* What you will do *
Restate the entries below in full, exactly as they read, but without pictures.

* The data *
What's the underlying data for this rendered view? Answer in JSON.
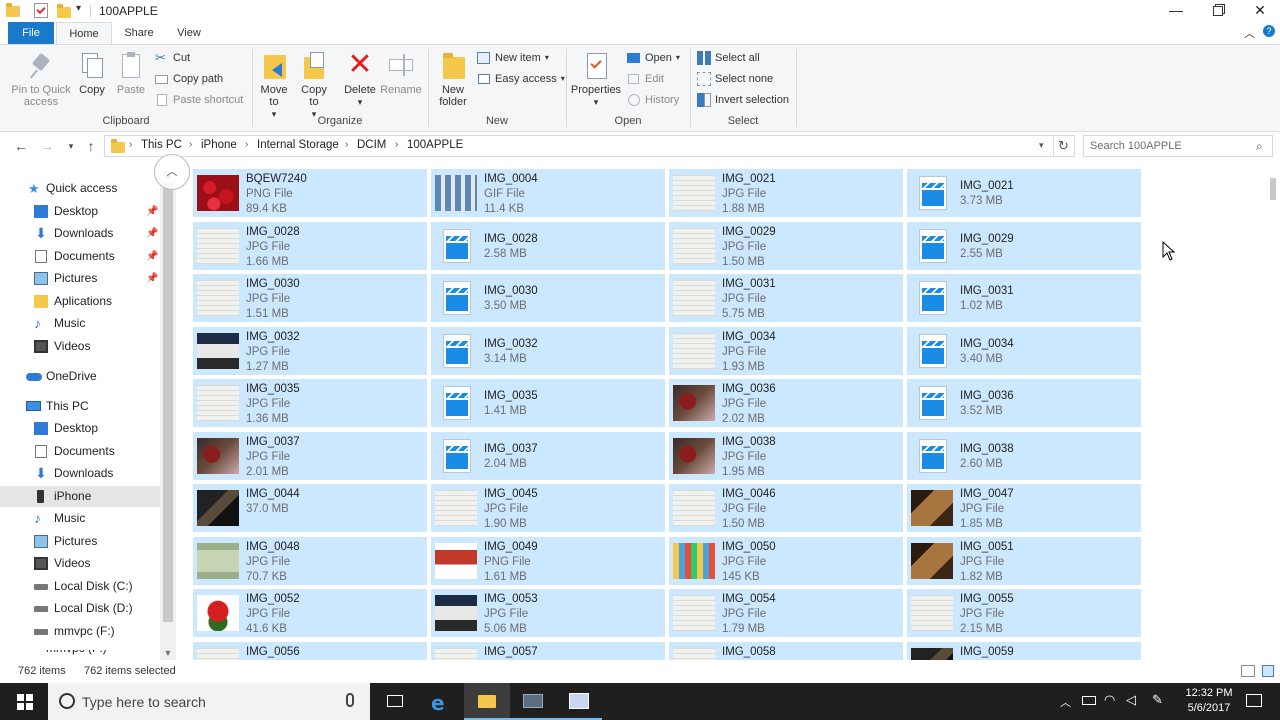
{
  "window": {
    "title": "100APPLE"
  },
  "tabs": [
    "File",
    "Home",
    "Share",
    "View"
  ],
  "ribbon": {
    "clipboard": {
      "label": "Clipboard",
      "pin": "Pin to Quick access",
      "copy": "Copy",
      "paste": "Paste",
      "cut": "Cut",
      "copy_path": "Copy path",
      "paste_shortcut": "Paste shortcut"
    },
    "organize": {
      "label": "Organize",
      "move_to": "Move to",
      "copy_to": "Copy to",
      "delete": "Delete",
      "rename": "Rename"
    },
    "new": {
      "label": "New",
      "new_folder": "New folder",
      "new_item": "New item",
      "easy_access": "Easy access"
    },
    "open": {
      "label": "Open",
      "properties": "Properties",
      "open": "Open",
      "edit": "Edit",
      "history": "History"
    },
    "select": {
      "label": "Select",
      "select_all": "Select all",
      "select_none": "Select none",
      "invert_selection": "Invert selection"
    }
  },
  "address": {
    "crumbs": [
      "This PC",
      "iPhone",
      "Internal Storage",
      "DCIM",
      "100APPLE"
    ],
    "search_placeholder": "Search 100APPLE"
  },
  "nav": {
    "quick_access": "Quick access",
    "quick_items": [
      "Desktop",
      "Downloads",
      "Documents",
      "Pictures",
      "Aplications",
      "Music",
      "Videos"
    ],
    "onedrive": "OneDrive",
    "this_pc": "This PC",
    "pc_items": [
      "Desktop",
      "Documents",
      "Downloads",
      "iPhone",
      "Music",
      "Pictures",
      "Videos",
      "Local Disk (C:)",
      "Local Disk (D:)",
      "mmvpc (F:)",
      "mmvpc (F:)"
    ]
  },
  "files": [
    [
      {
        "name": "BQEW7240",
        "type": "PNG File",
        "size": "89.4 KB",
        "thumb": "roses"
      },
      {
        "name": "IMG_0028",
        "type": "JPG File",
        "size": "1.66 MB",
        "thumb": "doc"
      },
      {
        "name": "IMG_0030",
        "type": "JPG File",
        "size": "1.51 MB",
        "thumb": "doc"
      },
      {
        "name": "IMG_0032",
        "type": "JPG File",
        "size": "1.27 MB",
        "thumb": "screen"
      },
      {
        "name": "IMG_0035",
        "type": "JPG File",
        "size": "1.36 MB",
        "thumb": "doc"
      },
      {
        "name": "IMG_0037",
        "type": "JPG File",
        "size": "2.01 MB",
        "thumb": "photo"
      },
      {
        "name": "IMG_0044",
        "type": "",
        "size": "37.0 MB",
        "thumb": "dark"
      },
      {
        "name": "IMG_0048",
        "type": "JPG File",
        "size": "70.7 KB",
        "thumb": "money"
      },
      {
        "name": "IMG_0052",
        "type": "JPG File",
        "size": "41.6 KB",
        "thumb": "rooster"
      },
      {
        "name": "IMG_0056",
        "type": "",
        "size": "",
        "thumb": "doc"
      }
    ],
    [
      {
        "name": "IMG_0004",
        "type": "GIF File",
        "size": "11.4 KB",
        "thumb": "gif"
      },
      {
        "name": "IMG_0028",
        "type": "",
        "size": "2.58 MB",
        "thumb": "video"
      },
      {
        "name": "IMG_0030",
        "type": "",
        "size": "3.50 MB",
        "thumb": "video"
      },
      {
        "name": "IMG_0032",
        "type": "",
        "size": "3.14 MB",
        "thumb": "video"
      },
      {
        "name": "IMG_0035",
        "type": "",
        "size": "1.41 MB",
        "thumb": "video"
      },
      {
        "name": "IMG_0037",
        "type": "",
        "size": "2.04 MB",
        "thumb": "video"
      },
      {
        "name": "IMG_0045",
        "type": "JPG File",
        "size": "1.90 MB",
        "thumb": "doc"
      },
      {
        "name": "IMG_0049",
        "type": "PNG File",
        "size": "1.61 MB",
        "thumb": "sign"
      },
      {
        "name": "IMG_0053",
        "type": "JPG File",
        "size": "5.06 MB",
        "thumb": "screen"
      },
      {
        "name": "IMG_0057",
        "type": "",
        "size": "",
        "thumb": "doc"
      }
    ],
    [
      {
        "name": "IMG_0021",
        "type": "JPG File",
        "size": "1.88 MB",
        "thumb": "doc"
      },
      {
        "name": "IMG_0029",
        "type": "JPG File",
        "size": "1.50 MB",
        "thumb": "doc"
      },
      {
        "name": "IMG_0031",
        "type": "JPG File",
        "size": "5.75 MB",
        "thumb": "doc"
      },
      {
        "name": "IMG_0034",
        "type": "JPG File",
        "size": "1.93 MB",
        "thumb": "doc"
      },
      {
        "name": "IMG_0036",
        "type": "JPG File",
        "size": "2.02 MB",
        "thumb": "photo"
      },
      {
        "name": "IMG_0038",
        "type": "JPG File",
        "size": "1.95 MB",
        "thumb": "photo"
      },
      {
        "name": "IMG_0046",
        "type": "JPG File",
        "size": "1.50 MB",
        "thumb": "doc"
      },
      {
        "name": "IMG_0050",
        "type": "JPG File",
        "size": "145 KB",
        "thumb": "colorful"
      },
      {
        "name": "IMG_0054",
        "type": "JPG File",
        "size": "1.79 MB",
        "thumb": "doc"
      },
      {
        "name": "IMG_0058",
        "type": "",
        "size": "",
        "thumb": "doc"
      }
    ],
    [
      {
        "name": "IMG_0021",
        "type": "",
        "size": "3.73 MB",
        "thumb": "video"
      },
      {
        "name": "IMG_0029",
        "type": "",
        "size": "2.55 MB",
        "thumb": "video"
      },
      {
        "name": "IMG_0031",
        "type": "",
        "size": "1.02 MB",
        "thumb": "video"
      },
      {
        "name": "IMG_0034",
        "type": "",
        "size": "3.40 MB",
        "thumb": "video"
      },
      {
        "name": "IMG_0036",
        "type": "",
        "size": "3.52 MB",
        "thumb": "video"
      },
      {
        "name": "IMG_0038",
        "type": "",
        "size": "2.60 MB",
        "thumb": "video"
      },
      {
        "name": "IMG_0047",
        "type": "JPG File",
        "size": "1.85 MB",
        "thumb": "brown"
      },
      {
        "name": "IMG_0051",
        "type": "JPG File",
        "size": "1.82 MB",
        "thumb": "brown"
      },
      {
        "name": "IMG_0055",
        "type": "JPG File",
        "size": "2.15 MB",
        "thumb": "doc"
      },
      {
        "name": "IMG_0059",
        "type": "",
        "size": "",
        "thumb": "dark"
      }
    ]
  ],
  "status": {
    "count": "762 items",
    "selected": "762 items selected"
  },
  "taskbar": {
    "search_placeholder": "Type here to search",
    "time": "12:32 PM",
    "date": "5/6/2017"
  },
  "colors": {
    "accent": "#1979ca",
    "selection": "#cce8ff",
    "taskbar": "#1f1f1f"
  }
}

* Result *
What's the underlying data for this rendered view? Answer in JSON.
{
  "window": {
    "title": "100APPLE"
  },
  "tabs": [
    "File",
    "Home",
    "Share",
    "View"
  ],
  "ribbon": {
    "clipboard": {
      "label": "Clipboard",
      "pin": "Pin to Quick access",
      "copy": "Copy",
      "paste": "Paste",
      "cut": "Cut",
      "copy_path": "Copy path",
      "paste_shortcut": "Paste shortcut"
    },
    "organize": {
      "label": "Organize",
      "move_to": "Move to",
      "copy_to": "Copy to",
      "delete": "Delete",
      "rename": "Rename"
    },
    "new": {
      "label": "New",
      "new_folder": "New folder",
      "new_item": "New item",
      "easy_access": "Easy access"
    },
    "open": {
      "label": "Open",
      "properties": "Properties",
      "open": "Open",
      "edit": "Edit",
      "history": "History"
    },
    "select": {
      "label": "Select",
      "select_all": "Select all",
      "select_none": "Select none",
      "invert_selection": "Invert selection"
    }
  },
  "address": {
    "crumbs": [
      "This PC",
      "iPhone",
      "Internal Storage",
      "DCIM",
      "100APPLE"
    ],
    "search_placeholder": "Search 100APPLE"
  },
  "nav": {
    "quick_access": "Quick access",
    "quick_items": [
      "Desktop",
      "Downloads",
      "Documents",
      "Pictures",
      "Aplications",
      "Music",
      "Videos"
    ],
    "onedrive": "OneDrive",
    "this_pc": "This PC",
    "pc_items": [
      "Desktop",
      "Documents",
      "Downloads",
      "iPhone",
      "Music",
      "Pictures",
      "Videos",
      "Local Disk (C:)",
      "Local Disk (D:)",
      "mmvpc (F:)",
      "mmvpc (F:)"
    ]
  },
  "files": [
    [
      {
        "name": "BQEW7240",
        "type": "PNG File",
        "size": "89.4 KB",
        "thumb": "roses"
      },
      {
        "name": "IMG_0028",
        "type": "JPG File",
        "size": "1.66 MB",
        "thumb": "doc"
      },
      {
        "name": "IMG_0030",
        "type": "JPG File",
        "size": "1.51 MB",
        "thumb": "doc"
      },
      {
        "name": "IMG_0032",
        "type": "JPG File",
        "size": "1.27 MB",
        "thumb": "screen"
      },
      {
        "name": "IMG_0035",
        "type": "JPG File",
        "size": "1.36 MB",
        "thumb": "doc"
      },
      {
        "name": "IMG_0037",
        "type": "JPG File",
        "size": "2.01 MB",
        "thumb": "photo"
      },
      {
        "name": "IMG_0044",
        "type": "",
        "size": "37.0 MB",
        "thumb": "dark"
      },
      {
        "name": "IMG_0048",
        "type": "JPG File",
        "size": "70.7 KB",
        "thumb": "money"
      },
      {
        "name": "IMG_0052",
        "type": "JPG File",
        "size": "41.6 KB",
        "thumb": "rooster"
      },
      {
        "name": "IMG_0056",
        "type": "",
        "size": "",
        "thumb": "doc"
      }
    ],
    [
      {
        "name": "IMG_0004",
        "type": "GIF File",
        "size": "11.4 KB",
        "thumb": "gif"
      },
      {
        "name": "IMG_0028",
        "type": "",
        "size": "2.58 MB",
        "thumb": "video"
      },
      {
        "name": "IMG_0030",
        "type": "",
        "size": "3.50 MB",
        "thumb": "video"
      },
      {
        "name": "IMG_0032",
        "type": "",
        "size": "3.14 MB",
        "thumb": "video"
      },
      {
        "name": "IMG_0035",
        "type": "",
        "size": "1.41 MB",
        "thumb": "video"
      },
      {
        "name": "IMG_0037",
        "type": "",
        "size": "2.04 MB",
        "thumb": "video"
      },
      {
        "name": "IMG_0045",
        "type": "JPG File",
        "size": "1.90 MB",
        "thumb": "doc"
      },
      {
        "name": "IMG_0049",
        "type": "PNG File",
        "size": "1.61 MB",
        "thumb": "sign"
      },
      {
        "name": "IMG_0053",
        "type": "JPG File",
        "size": "5.06 MB",
        "thumb": "screen"
      },
      {
        "name": "IMG_0057",
        "type": "",
        "size": "",
        "thumb": "doc"
      }
    ],
    [
      {
        "name": "IMG_0021",
        "type": "JPG File",
        "size": "1.88 MB",
        "thumb": "doc"
      },
      {
        "name": "IMG_0029",
        "type": "JPG File",
        "size": "1.50 MB",
        "thumb": "doc"
      },
      {
        "name": "IMG_0031",
        "type": "JPG File",
        "size": "5.75 MB",
        "thumb": "doc"
      },
      {
        "name": "IMG_0034",
        "type": "JPG File",
        "size": "1.93 MB",
        "thumb": "doc"
      },
      {
        "name": "IMG_0036",
        "type": "JPG File",
        "size": "2.02 MB",
        "thumb": "photo"
      },
      {
        "name": "IMG_0038",
        "type": "JPG File",
        "size": "1.95 MB",
        "thumb": "photo"
      },
      {
        "name": "IMG_0046",
        "type": "JPG File",
        "size": "1.50 MB",
        "thumb": "doc"
      },
      {
        "name": "IMG_0050",
        "type": "JPG File",
        "size": "145 KB",
        "thumb": "colorful"
      },
      {
        "name": "IMG_0054",
        "type": "JPG File",
        "size": "1.79 MB",
        "thumb": "doc"
      },
      {
        "name": "IMG_0058",
        "type": "",
        "size": "",
        "thumb": "doc"
      }
    ],
    [
      {
        "name": "IMG_0021",
        "type": "",
        "size": "3.73 MB",
        "thumb": "video"
      },
      {
        "name": "IMG_0029",
        "type": "",
        "size": "2.55 MB",
        "thumb": "video"
      },
      {
        "name": "IMG_0031",
        "type": "",
        "size": "1.02 MB",
        "thumb": "video"
      },
      {
        "name": "IMG_0034",
        "type": "",
        "size": "3.40 MB",
        "thumb": "video"
      },
      {
        "name": "IMG_0036",
        "type": "",
        "size": "3.52 MB",
        "thumb": "video"
      },
      {
        "name": "IMG_0038",
        "type": "",
        "size": "2.60 MB",
        "thumb": "video"
      },
      {
        "name": "IMG_0047",
        "type": "JPG File",
        "size": "1.85 MB",
        "thumb": "brown"
      },
      {
        "name": "IMG_0051",
        "type": "JPG File",
        "size": "1.82 MB",
        "thumb": "brown"
      },
      {
        "name": "IMG_0055",
        "type": "JPG File",
        "size": "2.15 MB",
        "thumb": "doc"
      },
      {
        "name": "IMG_0059",
        "type": "",
        "size": "",
        "thumb": "dark"
      }
    ]
  ],
  "status": {
    "count": "762 items",
    "selected": "762 items selected"
  },
  "taskbar": {
    "search_placeholder": "Type here to search",
    "time": "12:32 PM",
    "date": "5/6/2017"
  },
  "colors": {
    "accent": "#1979ca",
    "selection": "#cce8ff",
    "taskbar": "#1f1f1f"
  }
}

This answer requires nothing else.